  • State leading in govt. internet access

    Over the last dozen or so years, and largely in lockstep with the increased popularity of the internet, there has been a welcome surge in government transparency.  What might have taken days for interested citizens to gather in the past can now be found online in a matter of seconds.

  • The gift of wanting

    I like to tell people that every obsession I have is my youngest daughter’s fault. She got me hooked on jewelry, shoes, pedicures, purses, expensive cosmetics - I blame her, only because the alternative is to blame myself.

    But the truth is, I was born a wanter. I want this and I want that and I want more.

    In an old Seinfeld episode Kramer asks George, “Do you ever yearn?”

    George tells him, “Well, not recently. I craved. I crave all the time, constant craving. But I haven’t yearned.”

  • Kentucky ranks high in charitable giving

    If it seems that the news is often filled more with what’s wrong with the world than what’s right, the holidays give us a chance to flip that equation for a time.

    Here in Kentucky, it doesn’t take long to find some good news across the state.
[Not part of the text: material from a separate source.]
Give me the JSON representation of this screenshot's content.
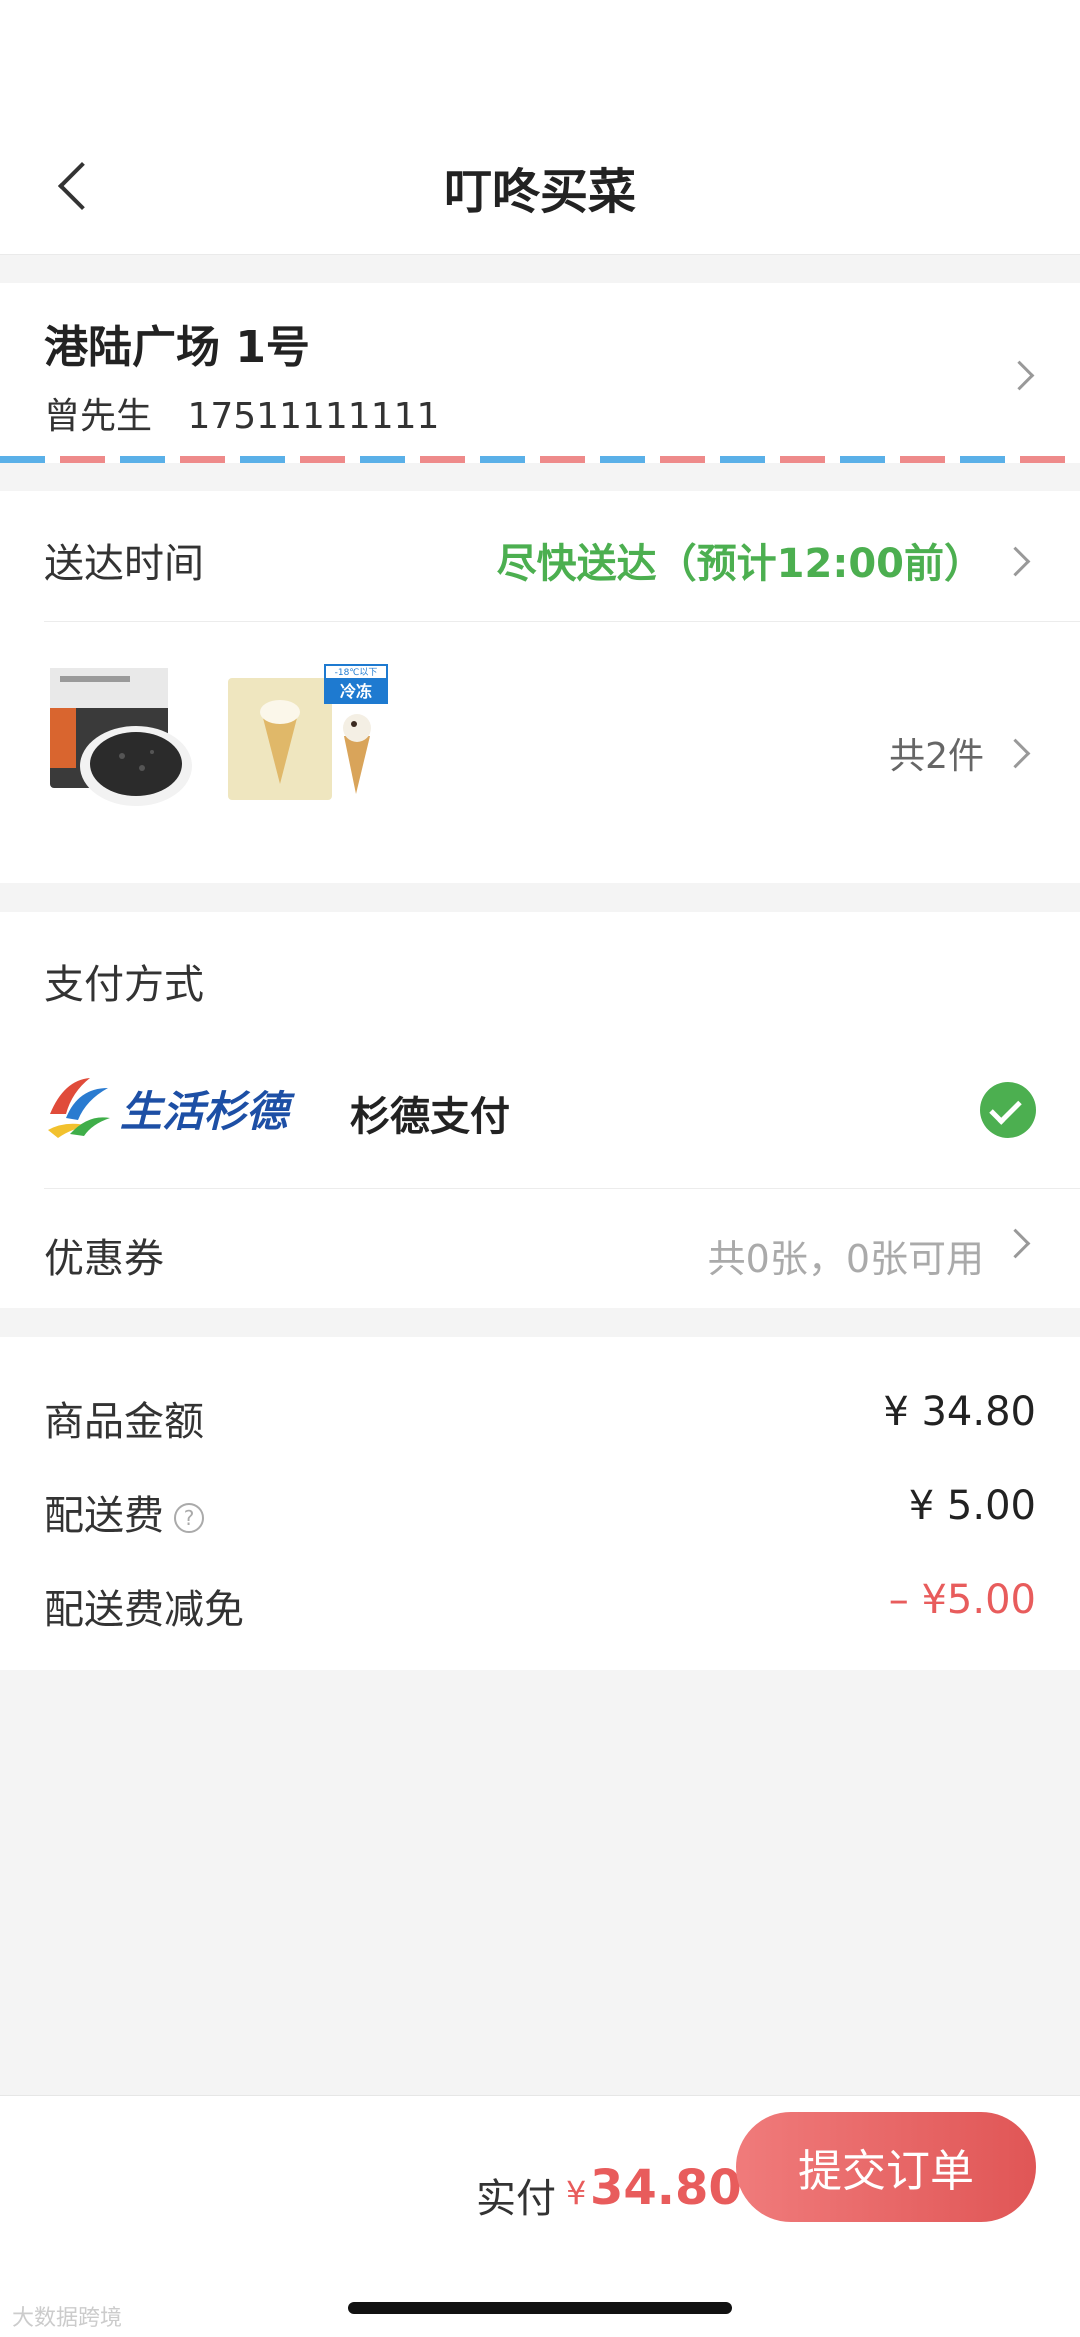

    Earlier this fall, for example, we learned our citizens are much more willing to give to charitable causes than those living in most other states. According to the Chronicle of Philanthropy, we rank 15th in this category.